Social Media and Ethical Workplace Behavior May Not Mix
Recently, I wrote about a study which found that the more people rely on technology to communicate, the greater the potential there is for them to be, let’s say, less than forthcoming.
Taking this concept a step further, could those little white lies lead to other questionable ethical practices by active users of social media? Are technologically savvy communicators more prone to exhibit less than ethical behaviors, and if so, what could that mean for businesses?
According to new research presented by the Ethics Resource Center, the answers to those questions have some troubling implications, both from the employer and employee perspective. In the ERC’s most recent National Business Ethics Survey (NBES), which is conducted every other year and is recognized nationwide as a “barometer” of workplace ethics, those who say they are actively engaging in social media also tend towards somewhat unethical behaviors.
For example, based on responses to the most recent NBES:
- Active social media users (those who spend at least 30 percent of their workday in one of the social networks) admitted to being much more likely to bend a workplace rule, such as keeping copies of confidential work documents or making a personal purchase with a company credit card, compared to employees who do not engage as frequently in social media.
- The social media aficionados also divulged that they might share “less than flattering” information about their coworkers or employers with their network at a higher rate than social media novices.
Interestingly enough, social networkers were also more outspoken on the survey when it came to their employers’ ethical behaviors, as well. Forty-two percent of the active social media users (versus only 11 percent of those who are not) reported feeling pressured to compromise standards on the job. Moreover, 56 percent of the active, compared to 18 percent of the non-active social media users, indicated that they had experienced retaliation for reporting something at work.
“It appears that as people become more accustomed to sharing information that was once considered ‘private’ across social networks, the tolerance level for questionable behavior in the workplace has increased,” ERC President Patricia J. Harned, Ph.D. said. “ERC will continue to monitor behaviors of those who actively use social networking to determine how these individuals impact the broader ethical cultures of their places of employment.”

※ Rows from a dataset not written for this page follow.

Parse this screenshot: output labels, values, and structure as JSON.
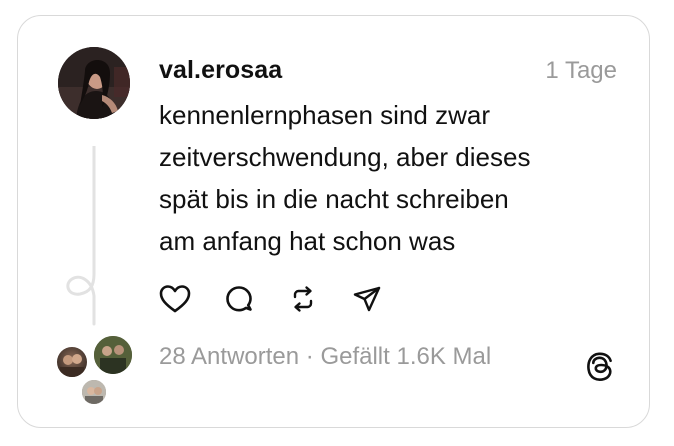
{
  "post": {
    "username": "val.erosaa",
    "timestamp": "1 Tage",
    "text_lines": [
      "kennenlernphasen sind zwar",
      "zeitverschwendung, aber dieses",
      "spät bis in die nacht schreiben",
      "am anfang hat schon was"
    ]
  },
  "actions": [
    {
      "name": "like",
      "icon": "heart-icon"
    },
    {
      "name": "reply",
      "icon": "comment-bubble-icon"
    },
    {
      "name": "repost",
      "icon": "repost-icon"
    },
    {
      "name": "share",
      "icon": "send-icon"
    }
  ],
  "stats": {
    "replies": "28 Antworten",
    "separator": " · ",
    "likes": "Gefällt 1.6K Mal"
  },
  "brand": {
    "logo": "threads-logo-icon"
  },
  "colors": {
    "text": "#111111",
    "muted": "#9a9a9a",
    "border": "#d9d9d9",
    "thread_line": "#e2e2e2"
  }
}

Many more insights from the survey, including how the lingering recession impacts ethical behavior, are available here.